━━━ RECORDS PROVIDED ━━━

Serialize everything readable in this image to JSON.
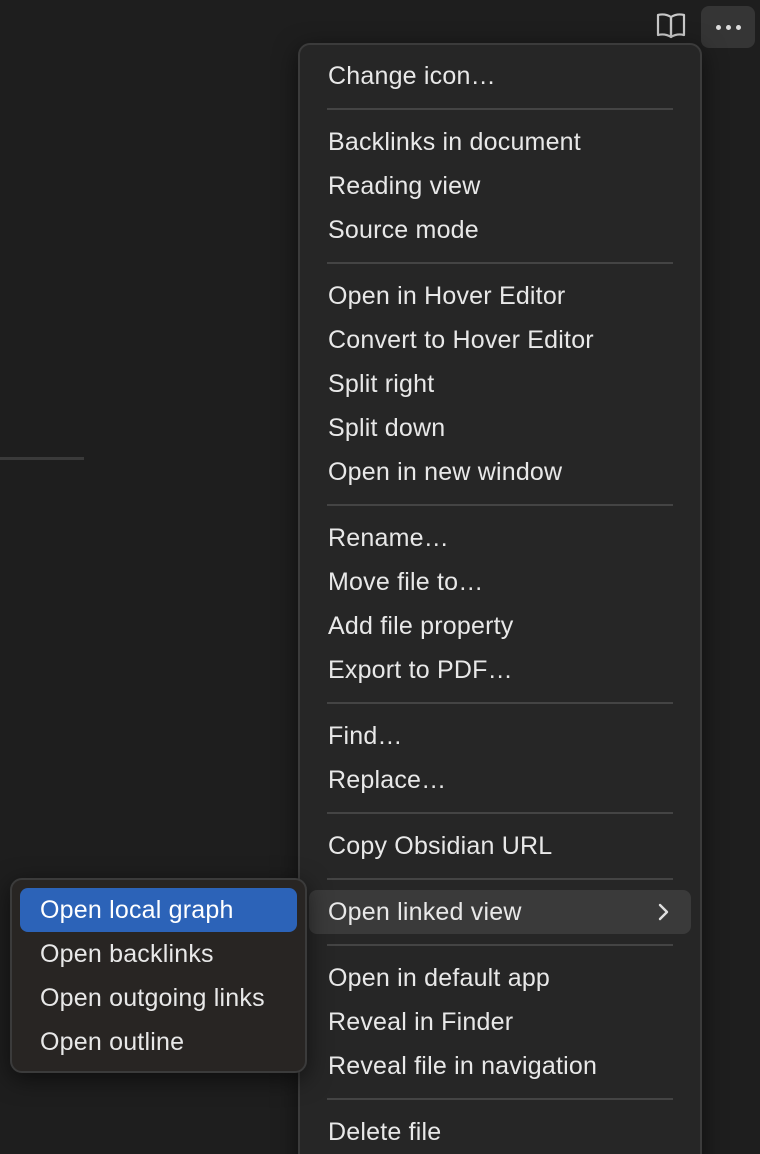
{
  "toolbar": {
    "reading_icon": "book-open-icon",
    "more_icon": "more-horizontal-icon"
  },
  "main_menu": {
    "groups": [
      {
        "items": [
          {
            "label": "Change icon…"
          }
        ]
      },
      {
        "items": [
          {
            "label": "Backlinks in document"
          },
          {
            "label": "Reading view"
          },
          {
            "label": "Source mode"
          }
        ]
      },
      {
        "items": [
          {
            "label": "Open in Hover Editor"
          },
          {
            "label": "Convert to Hover Editor"
          },
          {
            "label": "Split right"
          },
          {
            "label": "Split down"
          },
          {
            "label": "Open in new window"
          }
        ]
      },
      {
        "items": [
          {
            "label": "Rename…"
          },
          {
            "label": "Move file to…"
          },
          {
            "label": "Add file property"
          },
          {
            "label": "Export to PDF…"
          }
        ]
      },
      {
        "items": [
          {
            "label": "Find…"
          },
          {
            "label": "Replace…"
          }
        ]
      },
      {
        "items": [
          {
            "label": "Copy Obsidian URL"
          }
        ]
      },
      {
        "items": [
          {
            "label": "Open linked view",
            "submenu_icon": "chevron-right-icon",
            "active": true
          }
        ]
      },
      {
        "items": [
          {
            "label": "Open in default app"
          },
          {
            "label": "Reveal in Finder"
          },
          {
            "label": "Reveal file in navigation"
          }
        ]
      },
      {
        "items": [
          {
            "label": "Delete file"
          }
        ]
      }
    ]
  },
  "sub_menu": {
    "items": [
      {
        "label": "Open local graph",
        "highlighted": true
      },
      {
        "label": "Open backlinks"
      },
      {
        "label": "Open outgoing links"
      },
      {
        "label": "Open outline"
      }
    ]
  },
  "colors": {
    "background": "#1e1e1e",
    "menu_background": "#262626",
    "highlight": "#2c63b8",
    "text": "#e8e8e8"
  }
}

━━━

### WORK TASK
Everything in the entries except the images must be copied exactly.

### WRITTEN ANSWER
Serialize everything readable in this image to JSON.
{
  "toolbar": {
    "reading_icon": "book-open-icon",
    "more_icon": "more-horizontal-icon"
  },
  "main_menu": {
    "groups": [
      {
        "items": [
          {
            "label": "Change icon…"
          }
        ]
      },
      {
        "items": [
          {
            "label": "Backlinks in document"
          },
          {
            "label": "Reading view"
          },
          {
            "label": "Source mode"
          }
        ]
      },
      {
        "items": [
          {
            "label": "Open in Hover Editor"
          },
          {
            "label": "Convert to Hover Editor"
          },
          {
            "label": "Split right"
          },
          {
            "label": "Split down"
          },
          {
            "label": "Open in new window"
          }
        ]
      },
      {
        "items": [
          {
            "label": "Rename…"
          },
          {
            "label": "Move file to…"
          },
          {
            "label": "Add file property"
          },
          {
            "label": "Export to PDF…"
          }
        ]
      },
      {
        "items": [
          {
            "label": "Find…"
          },
          {
            "label": "Replace…"
          }
        ]
      },
      {
        "items": [
          {
            "label": "Copy Obsidian URL"
          }
        ]
      },
      {
        "items": [
          {
            "label": "Open linked view",
            "submenu_icon": "chevron-right-icon",
            "active": true
          }
        ]
      },
      {
        "items": [
          {
            "label": "Open in default app"
          },
          {
            "label": "Reveal in Finder"
          },
          {
            "label": "Reveal file in navigation"
          }
        ]
      },
      {
        "items": [
          {
            "label": "Delete file"
          }
        ]
      }
    ]
  },
  "sub_menu": {
    "items": [
      {
        "label": "Open local graph",
        "highlighted": true
      },
      {
        "label": "Open backlinks"
      },
      {
        "label": "Open outgoing links"
      },
      {
        "label": "Open outline"
      }
    ]
  },
  "colors": {
    "background": "#1e1e1e",
    "menu_background": "#262626",
    "highlight": "#2c63b8",
    "text": "#e8e8e8"
  }
}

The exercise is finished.